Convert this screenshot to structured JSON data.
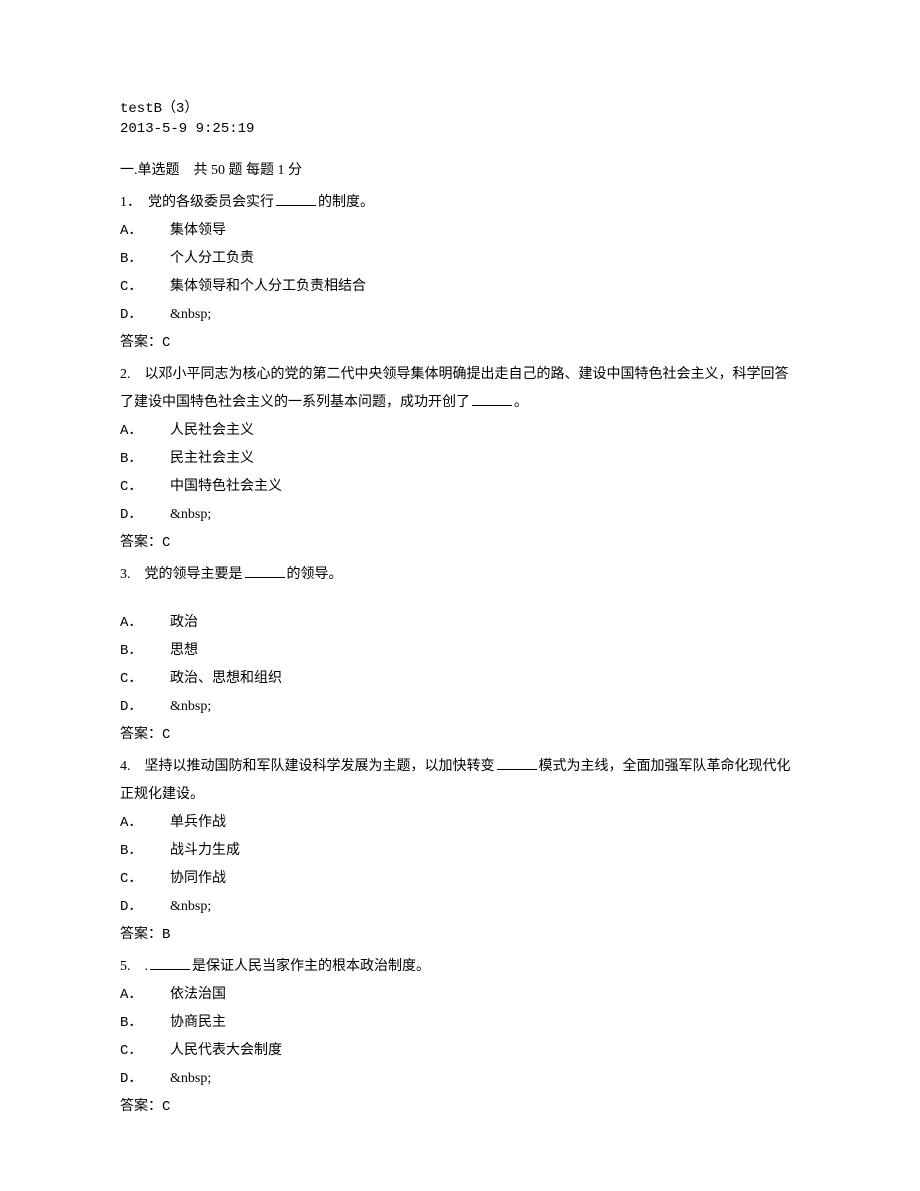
{
  "header": {
    "title": "testB（3）",
    "timestamp": "2013-5-9 9:25:19"
  },
  "section": {
    "title_prefix": "一.单选题",
    "title_suffix": "共 50 题 每题 1 分"
  },
  "questions": [
    {
      "num": "1．",
      "text_before": "党的各级委员会实行",
      "text_after": "的制度。",
      "options": [
        {
          "label": "A．",
          "text": "集体领导"
        },
        {
          "label": "B．",
          "text": "个人分工负责"
        },
        {
          "label": "C．",
          "text": "集体领导和个人分工负责相结合"
        },
        {
          "label": "D．",
          "text": "&nbsp;"
        }
      ],
      "answer_label": "答案：",
      "answer": "C"
    },
    {
      "num": "2.",
      "text_before": "以邓小平同志为核心的党的第二代中央领导集体明确提出走自己的路、建设中国特色社会主义，科学回答了建设中国特色社会主义的一系列基本问题，成功开创了",
      "text_after": "。",
      "options": [
        {
          "label": "A．",
          "text": "人民社会主义"
        },
        {
          "label": "B．",
          "text": "民主社会主义"
        },
        {
          "label": "C．",
          "text": "中国特色社会主义"
        },
        {
          "label": "D．",
          "text": "&nbsp;"
        }
      ],
      "answer_label": "答案：",
      "answer": "C"
    },
    {
      "num": "3.",
      "text_before": "党的领导主要是",
      "text_after": "的领导。",
      "extra_gap": true,
      "options": [
        {
          "label": "A．",
          "text": "政治"
        },
        {
          "label": "B．",
          "text": "思想"
        },
        {
          "label": "C．",
          "text": "政治、思想和组织"
        },
        {
          "label": "D．",
          "text": "&nbsp;"
        }
      ],
      "answer_label": "答案：",
      "answer": "C"
    },
    {
      "num": "4.",
      "text_before": "坚持以推动国防和军队建设科学发展为主题，以加快转变",
      "text_after": "模式为主线，全面加强军队革命化现代化正规化建设。",
      "options": [
        {
          "label": "A．",
          "text": "单兵作战"
        },
        {
          "label": "B．",
          "text": "战斗力生成"
        },
        {
          "label": "C．",
          "text": "协同作战"
        },
        {
          "label": "D．",
          "text": "&nbsp;"
        }
      ],
      "answer_label": "答案：",
      "answer": "B"
    },
    {
      "num": "5.",
      "text_before": ".",
      "blank_first": true,
      "text_after": "是保证人民当家作主的根本政治制度。",
      "options": [
        {
          "label": "A．",
          "text": "依法治国"
        },
        {
          "label": "B．",
          "text": "协商民主"
        },
        {
          "label": "C．",
          "text": "人民代表大会制度"
        },
        {
          "label": "D．",
          "text": "&nbsp;"
        }
      ],
      "answer_label": "答案：",
      "answer": "C"
    }
  ]
}
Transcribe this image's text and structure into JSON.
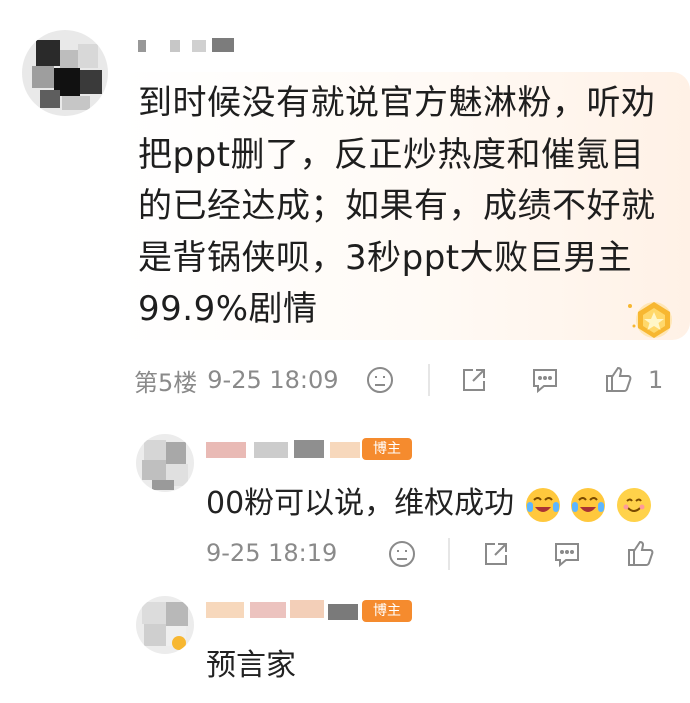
{
  "comment": {
    "username": "",
    "body": "到时候没有就说官方魅淋粉，听劝把ppt删了，反正炒热度和催氪目的已经达成；如果有，成绩不好就是背锅侠呗，3秒ppt大败巨男主99.9%剧情",
    "floor": "第5楼",
    "time": "9-25 18:09",
    "like_count": "1"
  },
  "replies": [
    {
      "badge": "博主",
      "text": "00粉可以说，维权成功",
      "emojis": [
        "crying-laugh-emoji",
        "crying-laugh-emoji",
        "smile-emoji"
      ],
      "time": "9-25 18:19"
    },
    {
      "badge": "博主",
      "text": "预言家"
    }
  ],
  "colors": {
    "accent_orange": "#f58b2e",
    "meta_gray": "#8a8a8a",
    "text": "#1e1e1e"
  }
}
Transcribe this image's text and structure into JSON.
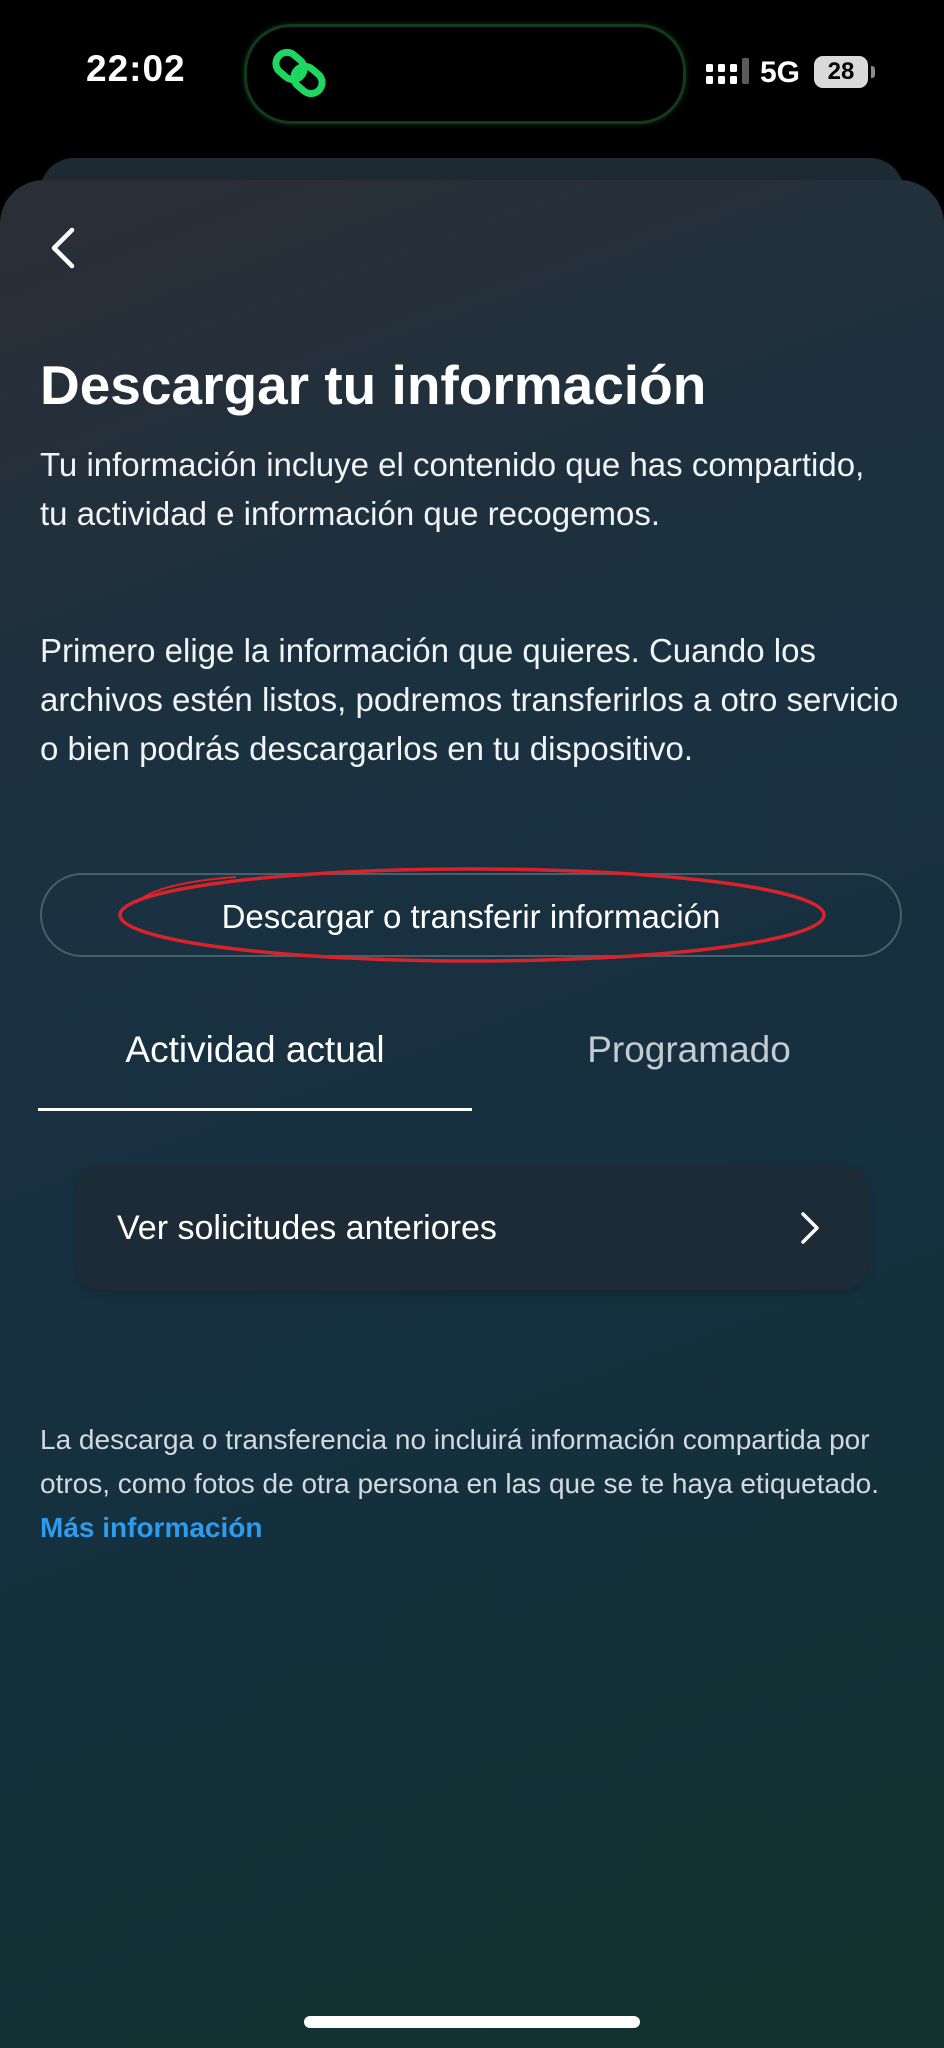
{
  "status_bar": {
    "time": "22:02",
    "network": "5G",
    "battery": "28"
  },
  "header": {
    "title": "Descargar tu información"
  },
  "content": {
    "paragraph_1": "Tu información incluye el contenido que has compartido, tu actividad e información que recogemos.",
    "paragraph_2": "Primero elige la información que quieres. Cuando los archivos estén listos, podremos transferirlos a otro servicio o bien podrás descargarlos en tu dispositivo.",
    "primary_button_label": "Descargar o transferir información"
  },
  "tabs": [
    {
      "label": "Actividad actual",
      "selected": true
    },
    {
      "label": "Programado",
      "selected": false
    }
  ],
  "list": {
    "past_requests_label": "Ver solicitudes anteriores"
  },
  "footer": {
    "note": "La descarga o transferencia no incluirá información compartida por otros, como fotos de otra persona en las que se te haya etiquetado. ",
    "link": "Más información"
  },
  "colors": {
    "link": "#2d9bf0",
    "annotation": "#d9232a",
    "island_accent": "#1ed760"
  },
  "icons": [
    "link-chain-icon",
    "signal-icon",
    "battery-icon",
    "back-chevron-icon",
    "chevron-right-icon"
  ]
}
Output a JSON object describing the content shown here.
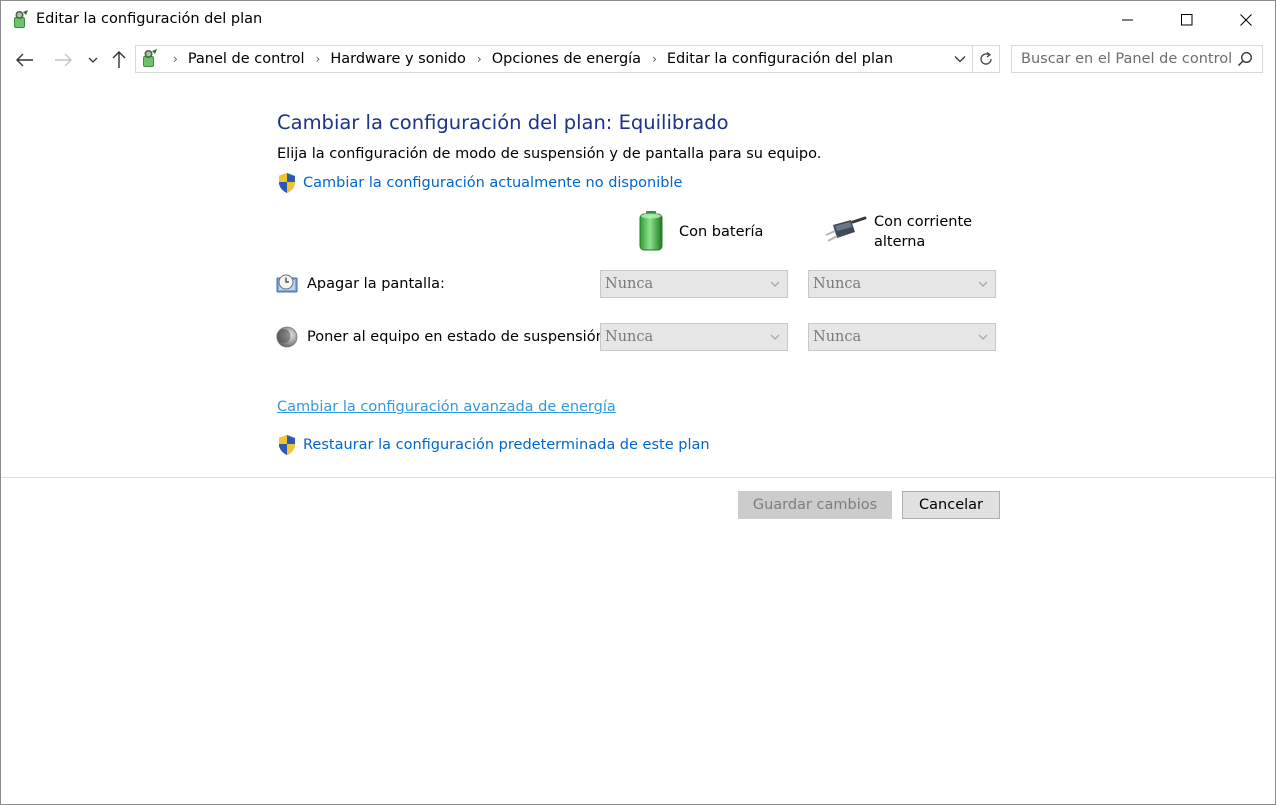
{
  "window": {
    "title": "Editar la configuración del plan"
  },
  "navigation": {
    "breadcrumbs": [
      "Panel de control",
      "Hardware y sonido",
      "Opciones de energía",
      "Editar la configuración del plan"
    ],
    "breadcrumb_separator": "›",
    "search_placeholder": "Buscar en el Panel de control"
  },
  "main": {
    "heading": "Cambiar la configuración del plan: Equilibrado",
    "description": "Elija la configuración de modo de suspensión y de pantalla para su equipo.",
    "change_unavailable_link": "Cambiar la configuración actualmente no disponible",
    "columns": {
      "battery": "Con batería",
      "ac_line1": "Con corriente",
      "ac_line2": "alterna"
    },
    "rows": [
      {
        "label": "Apagar la pantalla:",
        "battery_value": "Nunca",
        "ac_value": "Nunca"
      },
      {
        "label": "Poner al equipo en estado de suspensión:",
        "battery_value": "Nunca",
        "ac_value": "Nunca"
      }
    ],
    "advanced_link": "Cambiar la configuración avanzada de energía",
    "restore_link": "Restaurar la configuración predeterminada de este plan"
  },
  "footer": {
    "save_label": "Guardar cambios",
    "cancel_label": "Cancelar"
  },
  "icons": {
    "app": "power-options-icon",
    "shield": "uac-shield-icon",
    "battery": "battery-icon",
    "plug": "ac-plug-icon",
    "display": "display-clock-icon",
    "sleep": "moon-sleep-icon"
  },
  "colors": {
    "heading": "#1e3287",
    "link": "#0066cc",
    "link_advanced": "#3399dd",
    "disabled_select_bg": "#e6e6e6"
  }
}
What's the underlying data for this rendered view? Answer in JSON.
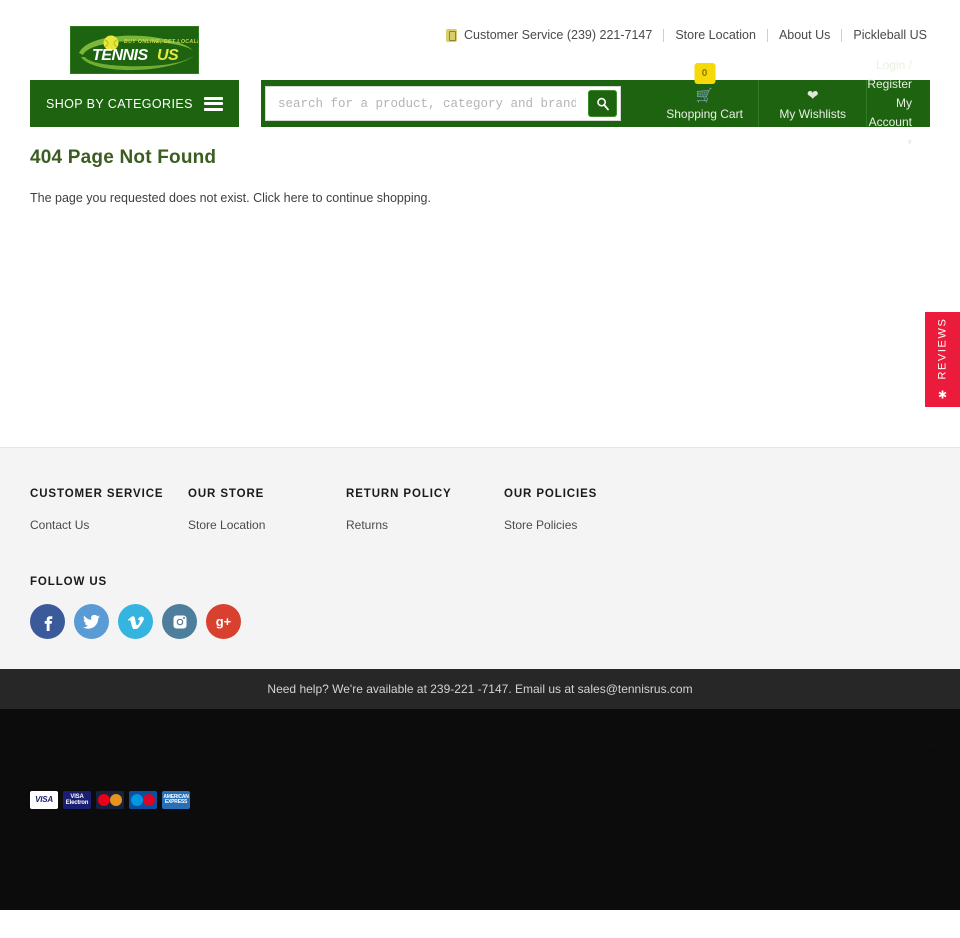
{
  "topnav": {
    "customer_service": "Customer Service (239) 221-7147",
    "phone_icon": "phone-icon",
    "links": [
      {
        "label": "Store Location"
      },
      {
        "label": "About Us"
      },
      {
        "label": "Pickleball US"
      }
    ]
  },
  "logo": {
    "tagline": "BUY ONLINE, GET LOCALLY!",
    "name_primary": "TENNIS",
    "name_secondary": "US",
    "alt": "Tennis US"
  },
  "header": {
    "shop_by_categories": "SHOP BY CATEGORIES",
    "menu_icon": "hamburger-menu-icon",
    "search": {
      "placeholder": "search for a product, category and brand",
      "value": "",
      "button_icon": "search-icon"
    },
    "cart": {
      "label": "Shopping Cart",
      "icon": "shopping-cart-icon",
      "badge": "0"
    },
    "wishlist": {
      "label": "My Wishlists",
      "icon": "heart-icon"
    },
    "account": {
      "login_label": "Login / Register",
      "account_label": "My Account",
      "caret_icon": "chevron-down-icon"
    }
  },
  "main": {
    "title": "404 Page Not Found",
    "body_before": "The page you requested does not exist. Click ",
    "body_link": "here",
    "body_after": " to continue shopping."
  },
  "reviews_tab": {
    "label": "REVIEWS",
    "star_icon": "star-icon",
    "color": "#eb1b3c"
  },
  "footer": {
    "columns": [
      {
        "title": "CUSTOMER SERVICE",
        "links": [
          {
            "label": "Contact Us"
          }
        ]
      },
      {
        "title": "OUR STORE",
        "links": [
          {
            "label": "Store Location"
          }
        ]
      },
      {
        "title": "RETURN POLICY",
        "links": [
          {
            "label": "Returns"
          }
        ]
      },
      {
        "title": "OUR POLICIES",
        "links": [
          {
            "label": "Store Policies"
          }
        ]
      }
    ],
    "follow_title": "FOLLOW US",
    "socials": [
      {
        "name": "facebook",
        "glyph": "f",
        "color": "#3b5a9a",
        "icon": "facebook-icon"
      },
      {
        "name": "twitter",
        "glyph": "t",
        "color": "#5b9bd5",
        "icon": "twitter-icon"
      },
      {
        "name": "vimeo",
        "glyph": "v",
        "color": "#35b4e0",
        "icon": "vimeo-icon"
      },
      {
        "name": "instagram",
        "glyph": "i",
        "color": "#4d7e9c",
        "icon": "instagram-icon"
      },
      {
        "name": "googleplus",
        "glyph": "g+",
        "color": "#d8402f",
        "icon": "google-plus-icon"
      }
    ],
    "help_text": "Need help? We're available at 239-221 -7147. Email us at sales@tennisrus.com",
    "payments": [
      {
        "label": "VISA",
        "name": "visa"
      },
      {
        "label": "VISA Electron",
        "name": "visa-electron"
      },
      {
        "label": "MasterCard",
        "name": "mastercard"
      },
      {
        "label": "Maestro",
        "name": "maestro"
      },
      {
        "label": "AMERICAN EXPRESS",
        "name": "american-express"
      }
    ],
    "corner_mark": "."
  }
}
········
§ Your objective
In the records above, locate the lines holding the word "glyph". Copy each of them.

§ Answer to this problem
        "glyph": "f",
        "glyph": "t",
        "glyph": "v",
        "glyph": "i",
        "glyph": "g+",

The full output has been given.